Please print each entry below exactly as it reads.

──────────────────────────────

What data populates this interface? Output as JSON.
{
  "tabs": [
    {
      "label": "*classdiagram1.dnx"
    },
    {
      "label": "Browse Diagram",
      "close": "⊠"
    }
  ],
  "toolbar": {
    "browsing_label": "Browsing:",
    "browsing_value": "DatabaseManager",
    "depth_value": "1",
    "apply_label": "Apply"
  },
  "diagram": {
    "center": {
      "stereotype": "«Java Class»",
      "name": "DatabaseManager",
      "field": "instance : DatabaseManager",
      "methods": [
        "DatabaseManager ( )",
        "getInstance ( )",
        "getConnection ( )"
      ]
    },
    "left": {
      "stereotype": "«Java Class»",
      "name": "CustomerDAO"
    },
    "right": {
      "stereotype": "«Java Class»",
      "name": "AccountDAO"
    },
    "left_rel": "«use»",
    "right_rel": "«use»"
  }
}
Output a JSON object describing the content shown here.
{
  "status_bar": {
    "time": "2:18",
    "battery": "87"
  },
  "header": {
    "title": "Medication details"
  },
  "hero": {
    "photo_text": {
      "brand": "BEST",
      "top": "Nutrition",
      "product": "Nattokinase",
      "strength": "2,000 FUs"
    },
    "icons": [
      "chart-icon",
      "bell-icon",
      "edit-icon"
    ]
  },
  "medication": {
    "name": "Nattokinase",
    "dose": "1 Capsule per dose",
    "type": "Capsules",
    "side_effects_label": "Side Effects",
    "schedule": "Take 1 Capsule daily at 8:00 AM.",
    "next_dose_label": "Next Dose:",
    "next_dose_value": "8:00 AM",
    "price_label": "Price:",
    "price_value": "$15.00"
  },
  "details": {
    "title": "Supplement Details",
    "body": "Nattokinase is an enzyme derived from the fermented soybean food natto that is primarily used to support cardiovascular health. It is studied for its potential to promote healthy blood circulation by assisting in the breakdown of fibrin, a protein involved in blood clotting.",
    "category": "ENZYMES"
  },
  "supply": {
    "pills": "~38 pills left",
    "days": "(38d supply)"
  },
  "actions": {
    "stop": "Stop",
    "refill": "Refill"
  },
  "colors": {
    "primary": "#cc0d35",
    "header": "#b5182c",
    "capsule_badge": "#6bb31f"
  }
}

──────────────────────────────

§ **Answer to the problem**
What data populates this interface? Output as JSON.
{
  "tabs": [
    {
      "label": "*classdiagram1.dnx"
    },
    {
      "label": "Browse Diagram",
      "close": "⊠"
    }
  ],
  "toolbar": {
    "browsing_label": "Browsing:",
    "browsing_value": "DatabaseManager",
    "depth_value": "1",
    "apply_label": "Apply"
  },
  "diagram": {
    "center": {
      "stereotype": "«Java Class»",
      "name": "DatabaseManager",
      "field": "instance : DatabaseManager",
      "methods": [
        "DatabaseManager ( )",
        "getInstance ( )",
        "getConnection ( )"
      ]
    },
    "left": {
      "stereotype": "«Java Class»",
      "name": "CustomerDAO"
    },
    "right": {
      "stereotype": "«Java Class»",
      "name": "AccountDAO"
    },
    "left_rel": "«use»",
    "right_rel": "«use»"
  }
}
Output a JSON object describing the content shown here.
{
  "status_bar": {
    "time": "2:18",
    "battery": "87"
  },
  "header": {
    "title": "Medication details"
  },
  "hero": {
    "photo_text": {
      "brand": "BEST",
      "top": "Nutrition",
      "product": "Nattokinase",
      "strength": "2,000 FUs"
    },
    "icons": [
      "chart-icon",
      "bell-icon",
      "edit-icon"
    ]
  },
  "medication": {
    "name": "Nattokinase",
    "dose": "1 Capsule per dose",
    "type": "Capsules",
    "side_effects_label": "Side Effects",
    "schedule": "Take 1 Capsule daily at 8:00 AM.",
    "next_dose_label": "Next Dose:",
    "next_dose_value": "8:00 AM",
    "price_label": "Price:",
    "price_value": "$15.00"
  },
  "details": {
    "title": "Supplement Details",
    "body": "Nattokinase is an enzyme derived from the fermented soybean food natto that is primarily used to support cardiovascular health. It is studied for its potential to promote healthy blood circulation by assisting in the breakdown of fibrin, a protein involved in blood clotting.",
    "category": "ENZYMES"
  },
  "supply": {
    "pills": "~38 pills left",
    "days": "(38d supply)"
  },
  "actions": {
    "stop": "Stop",
    "refill": "Refill"
  },
  "colors": {
    "primary": "#cc0d35",
    "header": "#b5182c",
    "capsule_badge": "#6bb31f"
  }
}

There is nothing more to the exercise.